After 166 days of treatment in Wuhan, the former COVID-19 epicenter in China, Cui Zhiqiang beat a life-threatening case of pulmonary fibrosis brought on by COVID-19.
(Photo/ Hubei Daily)
The 65-year-old is the first to be discharged from the hospital among 10 COVID-19 patients in the world who received lung transplant surgeries. Six patients underwent such surgeries in China, and one each in Italy, the U.S., Austria and South Korea.
For medics who have participated in Cui’s treatment, his survival is a meant-to-be result rather than casual luckiness.
“65, too young to die”
(Photo/People's Daily Online)

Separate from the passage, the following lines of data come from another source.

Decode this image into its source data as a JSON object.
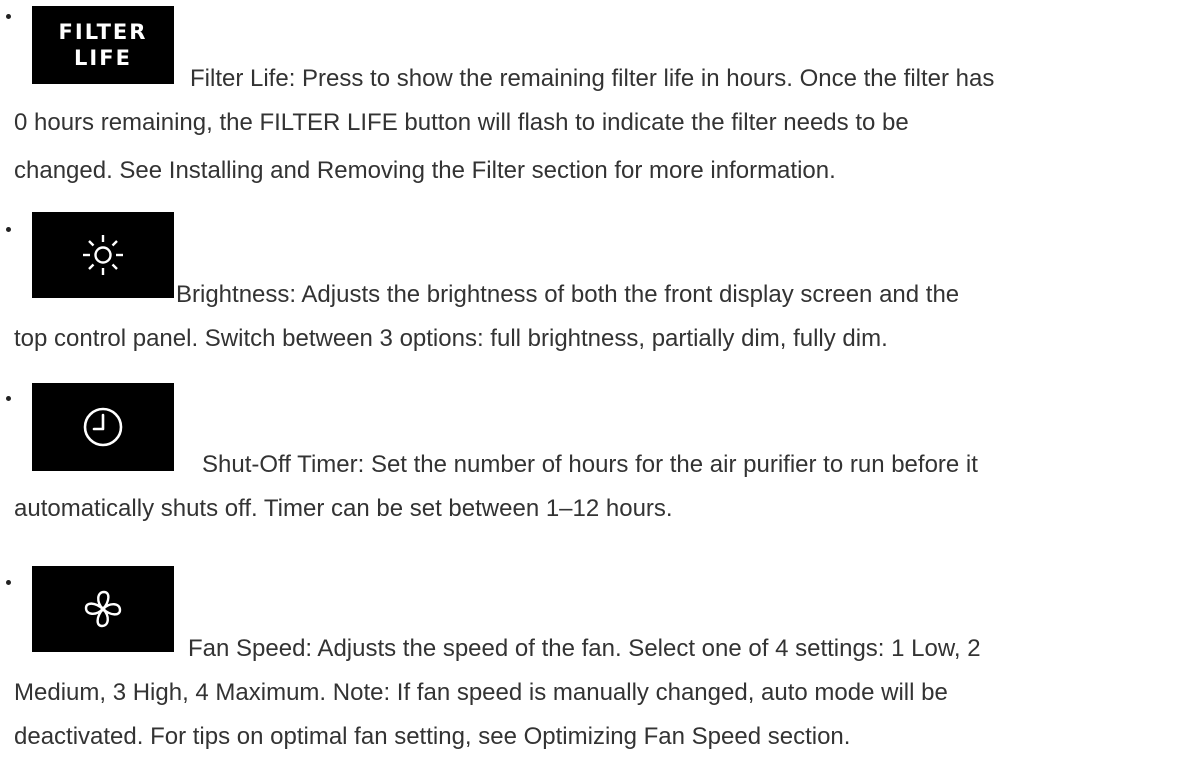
{
  "items": [
    {
      "icon": "filter-life-icon",
      "icon_text": [
        "FILTER",
        "LIFE"
      ],
      "lines": [
        "Filter Life: Press to show the remaining filter life in hours. Once the filter has",
        "0 hours remaining, the FILTER LIFE button will flash to indicate the filter needs to be",
        "changed. See Installing and Removing the Filter section for more information."
      ]
    },
    {
      "icon": "sun-icon",
      "lines": [
        "Brightness: Adjusts the brightness of both the front display screen and the",
        "top control panel. Switch between 3 options: full brightness, partially dim, fully dim."
      ]
    },
    {
      "icon": "clock-icon",
      "lines": [
        "Shut-Off Timer: Set the number of hours for the air purifier to run before it",
        "automatically shuts off. Timer can be set between 1–12 hours."
      ]
    },
    {
      "icon": "fan-icon",
      "lines": [
        "Fan Speed: Adjusts the speed of the fan. Select one of 4 settings: 1 Low, 2",
        "Medium, 3 High, 4 Maximum. Note: If fan speed is manually changed, auto mode will be",
        "deactivated. For tips on optimal fan setting, see Optimizing Fan Speed section."
      ]
    }
  ]
}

In the eyes of Cui Ying, Cui Zhiqiang’s daughter, her father is a strong man. On January 24, 2020, China’s lunar New Year ’s Eve, Cui Zhiqiang told his daughter that he felt cold. He thought he just had a fever, but his physical condition didn’t get better for the following two weeks.
On Feb. 7, Cui tested positive for COVID-19 and after several days was treated with extracorporeal membrane oxygenation (ECMO), a machine that oxygenates and pumps a patient’s blood.

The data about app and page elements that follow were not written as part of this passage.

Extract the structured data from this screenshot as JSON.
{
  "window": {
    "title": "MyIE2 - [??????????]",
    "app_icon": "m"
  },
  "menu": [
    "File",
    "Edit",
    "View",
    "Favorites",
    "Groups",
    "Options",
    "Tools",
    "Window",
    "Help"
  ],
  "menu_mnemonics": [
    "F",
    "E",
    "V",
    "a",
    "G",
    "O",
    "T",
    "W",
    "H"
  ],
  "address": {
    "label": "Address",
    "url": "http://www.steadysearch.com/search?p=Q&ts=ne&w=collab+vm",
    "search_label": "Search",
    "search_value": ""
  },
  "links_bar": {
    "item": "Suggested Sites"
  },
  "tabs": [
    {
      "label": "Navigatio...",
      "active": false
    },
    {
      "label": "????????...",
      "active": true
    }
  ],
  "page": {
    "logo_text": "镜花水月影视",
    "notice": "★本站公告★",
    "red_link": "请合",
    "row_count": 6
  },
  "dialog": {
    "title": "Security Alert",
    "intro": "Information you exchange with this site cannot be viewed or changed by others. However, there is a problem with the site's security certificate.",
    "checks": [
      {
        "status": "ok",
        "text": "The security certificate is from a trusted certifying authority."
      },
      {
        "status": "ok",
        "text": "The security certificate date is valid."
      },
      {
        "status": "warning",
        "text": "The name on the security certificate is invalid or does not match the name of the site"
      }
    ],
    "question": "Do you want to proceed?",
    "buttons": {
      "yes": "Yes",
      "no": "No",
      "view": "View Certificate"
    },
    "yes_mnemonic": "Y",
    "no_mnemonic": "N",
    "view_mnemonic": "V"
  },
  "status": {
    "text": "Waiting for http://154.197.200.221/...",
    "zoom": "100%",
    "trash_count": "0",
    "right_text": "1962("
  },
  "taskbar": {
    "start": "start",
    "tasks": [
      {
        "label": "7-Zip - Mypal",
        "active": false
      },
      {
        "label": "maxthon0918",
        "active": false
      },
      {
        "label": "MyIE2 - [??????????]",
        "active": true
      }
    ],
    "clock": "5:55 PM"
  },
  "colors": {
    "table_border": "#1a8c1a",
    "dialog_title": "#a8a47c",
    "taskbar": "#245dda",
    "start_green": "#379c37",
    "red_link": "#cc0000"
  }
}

During that period of time, more and more aid kept pouring into Wuhan. By early March, around 43,000 medical workers from over 340 medical teams were dispatched from all across China to aid Hubei province, some of whom participated in the treatment of Cui Zhiqiang.
However, enormous challenges still remained in efforts to treat him, whose life was threatened after using ECMO for over a month. Despite daunting tasks ahead, Zhou Chenliang, Cui’s attending doctor and also director of the intensive care unit (ICU) of Renmin Hospital of Wuhan University, felt confident.
“I have attended a seminar on COVID-19 death cases held by national health authorities, during which an expert mentioned that 75 years old is too young to die. Then I thought 65-year-old Cui is much younger, so we must try our best to cure him,” Zhou said.
Along with the experts’ experience, it is also the support of the country that has given Zhou such great confidence.
In the fight against the lethal virus, China has adopted a principle that “all suspected and confirmed patients should be admitted to the hospital, and all confirmed patients should be treated,” which enables medical workers to focus on treating patients in any possible way.
“A 100 percent chance of living”
Cui receives a double-lung transplant operation at Renmin Hospital of Wuhan University. (Photo/Hubei Daily)
In April, the National Health Commission organized an expert lung transplant team consisting of the country’s top specialists to treat Cui. Online discussions on Cui’s treatment plan were held several times.
Thanks to the intensive care of the medical team, when Cui met the requirements for a lung transplant, experts worked to perform the surgery as soon as possible.
As the autonomous right of life is the foundation of the organ transplant, Cui has the right to decide himself whether to go ahead with the surgery. After waking up from a coma, the medics asked him, “If you agree to receive a lung transplant, blink your eyes. If you don’t, look left or right.”
Cui blinked, expressing his strong desire to live.
The news that her father can have a lung transplant concerned Cui Ying at first, for fear that the operation fee might be too high for her family to afford, but she was soon relieved to hear that all expenses would be borne by the nation.
“At that moment, I began to believe that my dad’s survival chance was not one percent, but 100 percent,”Cui Ying said.
Every life is priceless
On July 21, 166 days after hospitalization, Cui was discharged from the hospital. (Photo/People's Daily App)
On April 20, more than 40 doctors and nurses entered the operating room to begin the large-scale operation.
Medics wore full-body protective equipment with three layers of gloves on, posing huge challenges for them to operate. Lasting 8 hours, the surgery used 10,000 milliliters of blood, the amount of blood in two persons’ bodies. Forty-four hours after the lung transplant, the ECMO, which had kept Cui alive for 62 days, was unhooked and Cui regained consciousness.
“For us [doctors], every patient’s life is priceless. In the process of treating patients, including Cui Zhiqiang, we have gained a lot of unprecedented experiences which are very valuable for us in saving more lives in the future,” said Li Guang, deputy director of the intensive care unit (ICU) of Renmin Hospital of Wuhan University.
After the surgery, a team consisting of around 30 medical professionals was established to offer 24/7 service to Cui. They have drawn up a series of rehabilitation plans to accelerate Cui’s recovery, teaching him basic functions he had lost, including breathing and swallowing.
On July 21, 166 days after hospitalization, Cui was discharged from the hospital. At a ceremony the hospital held for him that day, still unable to speak, Cui expressed his gratitude to his doctors by writing a “thank you” message to the medical team for the care he received.
“Helping patients like Cui beat the life-threatening disease and receiving positive feedback from them makes me feel that life is worth living”, said Lin Huiqing, a thoracic surgery professor who has participated in Cui’s treatment.